COLOMBO The crushing economic crisis in Sri Lanka last year has left more than half of the island’s population “multidimensionally vulnerable”, according to a national citizens’ survey led by the United Nations Development Programme (UNDP). 

The study spanning the years 2022 and 2023 and covering 25,000 households across the country, found 55.7 % of the population to be vulnerable across three dimensions — education, health and disaster, living standards — and 12 indicators, including school attendance, physical condition [of health], unemployment and indebtedness. In effect, the survey showed that 12.34 million people out of Sri Lanka’s 22.16 million-strong population have been badly affected by the crisis and remain vulnerable amid claims of a “recovering” economy. The findings are in line with earlier research by UN agencies on food insecurity levels and reaffirm anecdotal accounts of poor families cutting down their food intake and pulling their children out of school to cope with the high living costs. 

The findings of UNDP’s study carried out in partnership with the ‘Citra Social Innovation Lab’ anchored at the Prime Minister’s office, assume significance, especially after the government rejected a UNICEF report that pointed to high malnutrition levels among Sri Lankan children last year. 

Notably, the recently launched UNDP report said a majority, or 82 %, of those found to be “multidimensionally vulnerable” lived in rural Sri Lanka. It underscored the need for “more policy focus” in those areas. Further, the study found a third of the country’s population gets into debt for essential needs like food, medical care, education, and pawning jewellery or selling items.  

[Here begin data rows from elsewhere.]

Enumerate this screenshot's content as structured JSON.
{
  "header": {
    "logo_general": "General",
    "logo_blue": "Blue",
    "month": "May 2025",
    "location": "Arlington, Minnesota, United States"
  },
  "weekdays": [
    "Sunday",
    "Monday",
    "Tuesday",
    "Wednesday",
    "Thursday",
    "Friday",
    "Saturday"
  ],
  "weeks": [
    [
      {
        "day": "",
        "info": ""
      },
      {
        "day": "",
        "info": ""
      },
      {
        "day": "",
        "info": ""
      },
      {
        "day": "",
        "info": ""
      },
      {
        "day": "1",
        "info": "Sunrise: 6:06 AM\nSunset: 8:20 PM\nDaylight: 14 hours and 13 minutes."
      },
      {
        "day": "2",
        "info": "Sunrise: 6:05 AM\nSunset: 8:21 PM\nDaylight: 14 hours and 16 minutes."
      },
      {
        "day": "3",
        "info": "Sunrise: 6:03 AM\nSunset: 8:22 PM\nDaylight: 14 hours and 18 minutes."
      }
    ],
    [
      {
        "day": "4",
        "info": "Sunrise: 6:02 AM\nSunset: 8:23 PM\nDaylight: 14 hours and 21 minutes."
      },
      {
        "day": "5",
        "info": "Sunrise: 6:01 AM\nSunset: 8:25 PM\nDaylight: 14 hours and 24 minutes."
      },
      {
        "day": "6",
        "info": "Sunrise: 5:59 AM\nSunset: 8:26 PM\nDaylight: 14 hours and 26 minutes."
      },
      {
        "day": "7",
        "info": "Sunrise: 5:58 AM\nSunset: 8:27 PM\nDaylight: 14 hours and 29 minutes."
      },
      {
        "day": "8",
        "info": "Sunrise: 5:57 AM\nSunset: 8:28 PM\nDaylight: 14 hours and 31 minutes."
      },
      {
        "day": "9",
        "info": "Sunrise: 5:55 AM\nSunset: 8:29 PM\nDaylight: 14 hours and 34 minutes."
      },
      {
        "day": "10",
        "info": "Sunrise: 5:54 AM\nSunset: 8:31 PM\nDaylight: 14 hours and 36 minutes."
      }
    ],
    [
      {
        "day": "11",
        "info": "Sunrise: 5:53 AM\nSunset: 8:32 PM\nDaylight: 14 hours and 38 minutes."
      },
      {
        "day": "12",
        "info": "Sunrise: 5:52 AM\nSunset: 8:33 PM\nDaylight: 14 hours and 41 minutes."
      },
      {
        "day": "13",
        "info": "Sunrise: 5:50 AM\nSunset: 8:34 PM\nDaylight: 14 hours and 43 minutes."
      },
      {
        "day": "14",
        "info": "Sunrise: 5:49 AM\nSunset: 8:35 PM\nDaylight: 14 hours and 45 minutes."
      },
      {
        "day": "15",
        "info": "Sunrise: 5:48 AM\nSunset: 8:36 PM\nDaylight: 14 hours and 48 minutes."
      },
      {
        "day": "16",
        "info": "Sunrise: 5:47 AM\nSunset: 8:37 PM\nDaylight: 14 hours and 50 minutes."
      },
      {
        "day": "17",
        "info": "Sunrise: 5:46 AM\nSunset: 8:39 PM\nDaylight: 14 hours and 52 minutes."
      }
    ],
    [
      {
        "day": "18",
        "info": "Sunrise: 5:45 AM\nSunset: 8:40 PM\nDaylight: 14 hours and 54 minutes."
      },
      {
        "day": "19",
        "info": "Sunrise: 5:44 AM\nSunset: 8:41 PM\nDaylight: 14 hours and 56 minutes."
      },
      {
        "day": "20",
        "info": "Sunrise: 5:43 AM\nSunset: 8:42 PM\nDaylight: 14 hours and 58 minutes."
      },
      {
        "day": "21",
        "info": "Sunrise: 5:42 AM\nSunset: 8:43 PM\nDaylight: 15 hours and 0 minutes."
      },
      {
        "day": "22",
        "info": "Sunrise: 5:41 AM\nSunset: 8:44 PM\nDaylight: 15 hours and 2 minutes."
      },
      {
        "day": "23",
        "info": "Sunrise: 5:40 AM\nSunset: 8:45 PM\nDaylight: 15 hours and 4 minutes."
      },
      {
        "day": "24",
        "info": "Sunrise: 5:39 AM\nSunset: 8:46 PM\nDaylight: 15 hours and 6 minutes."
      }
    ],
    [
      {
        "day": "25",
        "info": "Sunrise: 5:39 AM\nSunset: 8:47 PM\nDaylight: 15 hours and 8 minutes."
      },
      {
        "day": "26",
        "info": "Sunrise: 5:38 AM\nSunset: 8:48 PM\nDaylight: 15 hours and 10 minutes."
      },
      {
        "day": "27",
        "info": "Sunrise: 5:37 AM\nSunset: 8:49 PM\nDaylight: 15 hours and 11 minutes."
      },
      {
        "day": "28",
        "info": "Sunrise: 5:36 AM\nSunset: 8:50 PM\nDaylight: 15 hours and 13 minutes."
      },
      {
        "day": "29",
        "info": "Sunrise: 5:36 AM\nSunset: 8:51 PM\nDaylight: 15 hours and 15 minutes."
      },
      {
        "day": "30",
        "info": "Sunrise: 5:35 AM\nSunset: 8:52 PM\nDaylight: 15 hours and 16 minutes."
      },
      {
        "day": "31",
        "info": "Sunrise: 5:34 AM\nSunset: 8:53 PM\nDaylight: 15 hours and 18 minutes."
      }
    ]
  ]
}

“Several districts, including Ampara, Batticaloa, Kilinochchi, Mullaitivu, Nuwara Eliya, Puttalam, and Vavuniya, exhibit notable multidimensional vulnerability values, with over 65 percent of their populations identified as vulnerable,” the report said, indicating that people living in the island’s Tamil-majority north and east, impacted by the civil war, and the economically-marginalised Malaiyaha Tamil community, are among those facing the highest levels of economic deprivation. Capital Colombo and the neighbouring Gampaha districts emerged as regions with the highest concentration of vulnerable individuals, a trend that the study attributed to their substantial population sizes. 

Road to recovery 

Last year’s financial meltdown pushed Sri Lanka to bankruptcy and brought its citizens to the streets as they contended with acute shortages, long power cuts, and a dramatic increase in prices. A year after defaulting on its foreign debt in the wake of a stifling balance of payments problem, the government obtained International Monetary Fund (IMF) support in March 2023 by way of a $ 3 billion package to be disbursed over four years. 

While President Ranil Wickremesinghe has pledged to set the country’s economy on a path of recovery, his government is struggling to reach an agreement with its external creditors. Colombo must finalise a debt treatment plan before the IMF’s scheduled review this month, as the second tranche of the IMF loan is contingent on it. 

Further, the government recently announced its decision to restructure its domestic debt, mainly by recasting the outgo on the country’s pension funds. Worker unions have been fiercely opposing the move.  In a recent letter to the IMF, more than 80 Sri Lankan organisations and trade unions said subjecting workers’ pension funds to domestic debt restructuring “will diminish the returns to wage-earners and deplete the fund to half its current value.” “Your debt restructuring program is crippling working people in Sri Lanka who run our economy and create value in our society. The economic reforms you have imposed on us, without reflecting on the negative consequences of the previous reforms enacted over 16 IMF interventions, are crushing our economy,” they told the Fund. 

Meanwhile, Central Bank data showed a further slowdown in headline inflation in August, dropping to 4 % from 6.3 % recorded last month. Still, the numbers are yet to translate to relief for most citizens, especially because of last year’s exceptionally high base effect, even as incomes have remained stagnant.   

The government — in adherence to the IMF programme — recently began making cash transfers to 1.5 million families out of the 2 million it has identified as poor and eligible. Many more families are protesting, asking to be included on the list. However, women’s groups and government critics argue that a targeted social security programme, amounting to 0.6% of the GDP, will prove grossly inadequate to combat the severe economic strain many face.